At the 1998 Cannes Film Festival, during which Angelopoulos received the coveted Palme d’Or for Eternity and a Day, the filmmaker remarked, “I belong to a generation slowly coming to the end of our careers”. (9) Nevertheless, despite his seemingly resigned statement, he continues to work diligently at his craft, having begun filming the first installment of an ambitious, large-scale romantic trilogy on the star-crossed destiny of two people from Odessa during the early part of the 20th century.

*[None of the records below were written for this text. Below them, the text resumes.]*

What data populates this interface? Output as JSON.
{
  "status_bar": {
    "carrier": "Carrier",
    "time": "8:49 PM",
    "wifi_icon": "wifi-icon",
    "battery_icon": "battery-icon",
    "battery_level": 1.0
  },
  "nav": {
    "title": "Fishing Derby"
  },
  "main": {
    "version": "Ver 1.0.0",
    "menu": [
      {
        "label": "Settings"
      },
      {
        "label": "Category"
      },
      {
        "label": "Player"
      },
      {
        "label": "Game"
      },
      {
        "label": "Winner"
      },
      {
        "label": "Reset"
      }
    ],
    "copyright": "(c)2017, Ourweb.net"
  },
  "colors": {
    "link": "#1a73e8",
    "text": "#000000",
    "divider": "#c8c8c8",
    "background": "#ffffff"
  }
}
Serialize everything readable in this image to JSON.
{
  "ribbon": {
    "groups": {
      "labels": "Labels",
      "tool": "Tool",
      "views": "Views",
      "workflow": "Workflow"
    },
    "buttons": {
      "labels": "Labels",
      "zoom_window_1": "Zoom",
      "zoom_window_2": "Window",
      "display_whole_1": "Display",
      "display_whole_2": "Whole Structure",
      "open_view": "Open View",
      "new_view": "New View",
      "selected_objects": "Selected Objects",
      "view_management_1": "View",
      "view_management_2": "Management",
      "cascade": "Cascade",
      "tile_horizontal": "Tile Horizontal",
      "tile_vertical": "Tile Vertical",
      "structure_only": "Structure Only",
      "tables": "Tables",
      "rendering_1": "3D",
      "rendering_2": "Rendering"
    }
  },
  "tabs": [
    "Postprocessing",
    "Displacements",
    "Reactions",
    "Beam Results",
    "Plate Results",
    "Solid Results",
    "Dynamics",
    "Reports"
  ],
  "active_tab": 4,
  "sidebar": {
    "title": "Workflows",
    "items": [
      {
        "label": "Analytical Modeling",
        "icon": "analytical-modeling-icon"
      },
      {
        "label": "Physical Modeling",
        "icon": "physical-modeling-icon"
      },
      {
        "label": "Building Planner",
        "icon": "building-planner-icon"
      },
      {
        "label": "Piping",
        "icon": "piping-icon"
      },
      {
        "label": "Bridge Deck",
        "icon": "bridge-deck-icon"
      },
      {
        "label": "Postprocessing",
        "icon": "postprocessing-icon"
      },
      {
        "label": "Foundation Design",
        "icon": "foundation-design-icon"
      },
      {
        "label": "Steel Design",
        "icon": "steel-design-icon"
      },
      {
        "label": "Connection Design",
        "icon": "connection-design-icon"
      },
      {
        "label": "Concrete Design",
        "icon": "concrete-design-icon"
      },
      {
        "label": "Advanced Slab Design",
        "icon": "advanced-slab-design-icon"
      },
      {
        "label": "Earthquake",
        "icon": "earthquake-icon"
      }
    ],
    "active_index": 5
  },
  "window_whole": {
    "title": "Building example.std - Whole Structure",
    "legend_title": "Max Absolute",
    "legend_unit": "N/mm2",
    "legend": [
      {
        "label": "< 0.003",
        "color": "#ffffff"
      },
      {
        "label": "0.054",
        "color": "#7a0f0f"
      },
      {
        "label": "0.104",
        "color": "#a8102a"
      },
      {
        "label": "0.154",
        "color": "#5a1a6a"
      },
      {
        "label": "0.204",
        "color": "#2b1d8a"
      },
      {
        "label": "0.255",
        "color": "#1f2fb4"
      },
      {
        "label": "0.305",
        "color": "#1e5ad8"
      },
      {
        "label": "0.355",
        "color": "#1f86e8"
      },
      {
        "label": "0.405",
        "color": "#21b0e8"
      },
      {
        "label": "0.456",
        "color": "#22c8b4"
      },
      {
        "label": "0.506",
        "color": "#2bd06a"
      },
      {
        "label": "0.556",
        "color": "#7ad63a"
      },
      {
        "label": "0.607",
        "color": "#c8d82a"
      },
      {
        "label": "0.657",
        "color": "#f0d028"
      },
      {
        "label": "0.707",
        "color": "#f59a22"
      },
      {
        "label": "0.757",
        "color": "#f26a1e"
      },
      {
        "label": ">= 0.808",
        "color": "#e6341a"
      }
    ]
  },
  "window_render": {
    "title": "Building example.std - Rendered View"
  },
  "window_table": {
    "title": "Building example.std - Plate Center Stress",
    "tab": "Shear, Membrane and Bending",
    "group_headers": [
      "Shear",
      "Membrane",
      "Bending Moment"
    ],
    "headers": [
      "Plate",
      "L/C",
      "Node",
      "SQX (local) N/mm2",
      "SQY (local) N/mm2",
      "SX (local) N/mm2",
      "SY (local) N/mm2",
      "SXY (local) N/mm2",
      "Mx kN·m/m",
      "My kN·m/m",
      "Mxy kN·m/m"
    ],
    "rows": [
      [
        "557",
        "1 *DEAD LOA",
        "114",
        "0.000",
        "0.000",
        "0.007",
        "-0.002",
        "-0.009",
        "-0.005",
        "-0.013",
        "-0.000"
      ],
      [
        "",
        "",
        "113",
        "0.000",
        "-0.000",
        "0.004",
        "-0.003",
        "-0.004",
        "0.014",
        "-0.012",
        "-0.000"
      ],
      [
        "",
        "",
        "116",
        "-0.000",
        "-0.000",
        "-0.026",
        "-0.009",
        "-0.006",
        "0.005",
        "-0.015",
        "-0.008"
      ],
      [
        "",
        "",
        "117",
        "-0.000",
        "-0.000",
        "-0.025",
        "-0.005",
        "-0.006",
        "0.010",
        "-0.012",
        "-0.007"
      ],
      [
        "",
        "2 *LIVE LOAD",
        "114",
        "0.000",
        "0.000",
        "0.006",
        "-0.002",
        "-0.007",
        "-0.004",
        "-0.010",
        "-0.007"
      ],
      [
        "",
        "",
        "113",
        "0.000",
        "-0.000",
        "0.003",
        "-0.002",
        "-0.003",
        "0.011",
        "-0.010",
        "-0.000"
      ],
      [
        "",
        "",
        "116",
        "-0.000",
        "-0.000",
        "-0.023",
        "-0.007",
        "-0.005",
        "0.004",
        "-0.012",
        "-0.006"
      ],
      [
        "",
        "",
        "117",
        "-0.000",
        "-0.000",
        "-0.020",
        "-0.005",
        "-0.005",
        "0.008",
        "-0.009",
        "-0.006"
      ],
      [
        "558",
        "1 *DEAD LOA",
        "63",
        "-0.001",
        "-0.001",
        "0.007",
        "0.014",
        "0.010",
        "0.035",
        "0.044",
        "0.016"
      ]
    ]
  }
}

The century-spanning, international three-part epic—the latest chapter in Angelopoulos’ evolving, ‘work in progress’ oeuvre—is scheduled for completion in 2004.
The Broadcast (E Ekpombei) (1968) short film
Reconstruction (Anaparastasis) (1970)
Days of ’36 (Meres Tou ’36) (1972)
The Travelling Players (O Thiasos) (1975)
The Hunters (E Kenege) (1977)
Alexander the Great (O Megalexandros) (1980)
One Village, One Villager (Chorio Ena, Katekos Enas…) (1981) television
Athens: Return to the Acropolis (Athena, Epistrophi Stin Akropoli) (1983) television
Voyage to Cythera (Taxidi Sta Kithira) (1983)
The Beekeeper (O Melissokosmos) (1986)
Landscape in the Mist (Topo Stin Omichli) (1988)
The Suspended Step of the Stork (To Meteoro Vima Tou Pelargou) (1991)
Ulysses’ Gaze (To Vlemma Tou Odyssea) (1995)
Eternity and a Day (Mia Eoniotita Ke Mia Mera) (1998)
Trilogy: The Weeping Meadow (Trilogia: To Livadi pou dakryzei) (2004)
Dan Fainaru (ed.), Theo Angelopoulos: Interviews, Mississippi, University Press of Mississippi, 2001
Andrew Horton, The Films of Theo Angelopoulos: A Cinema of Contemplation, New Jersey, Princeton University Press, 1999
Andrew Horton (ed.), The Last Modernist: The Films of Theo Angelopoulos, Connecticut, Praeger Publishers, 1997
Articles in Senses of Cinema
Angelopoulos’ Gaze by Bill Mousoulis
Theo Angelopoulos at Strictly Film School
Short expositions on The Traveling Players, The Beekeeper, Landscape in the Mist and Eternity and a Day. Near the top of this page are two links to related readings on Angelopoulos.
A transcript of Angelopoulos’ speech upon receiving an Honorary Degree from the University of Essex.
From the Hellenic Ministry of Culture, the Angelopoulos section contains short overviews and images of several of his films.
Click here to search for Theodoros Angelopoulos DVDs, videos and books at
- Dan Fainaru. “…And About All the Rest” (1999), Theo Angelopoulos Interviews, Mississippi, University Press of Mississippi, 2001, p. 135
- Fainaru, p. 125
- Angelopoulos attributes his dismissal from IDHEC to a personal conflict with an instructor who disapproved of his perceived overconfident and cavalier attitude after his projects received overwhelming praise from both faculty and students.
- Andrew Horton, The Films of Theo Angelopoulos: A Cinema of Contemplation, New Jersey, Princeton University Press, 1999, pp. 97–98
- Although filmed between The Travelling Players and Alexander the Great, The Hunters is episodically considered as an epilogue to the historical trilogy.
- Angelopoulos makes a distinction between the fact-based Macedonian historical figure, Alexander the Great and the mythically evolved, folkloric Greek hero, Megalexandros, who is depicted in traditional Karaghiozis shadow puppet theater as a larger-than-life, Christ-like figure.
- Gabrielle Schulz, “I Shoot the Way That I Breathe: Eternity and a Day“, reprinted in Dan Fainaru (ed.), Theo Angelopoulos Interviews, Mississippi, University Press of Mississippi, 2001, p. 117
- Schulz, p. 117
- Joan Dupont, “A Golden Ray in Theo Angelopoulos’ Winter”, The International Herald Tribune, May 26, 1988, p. 20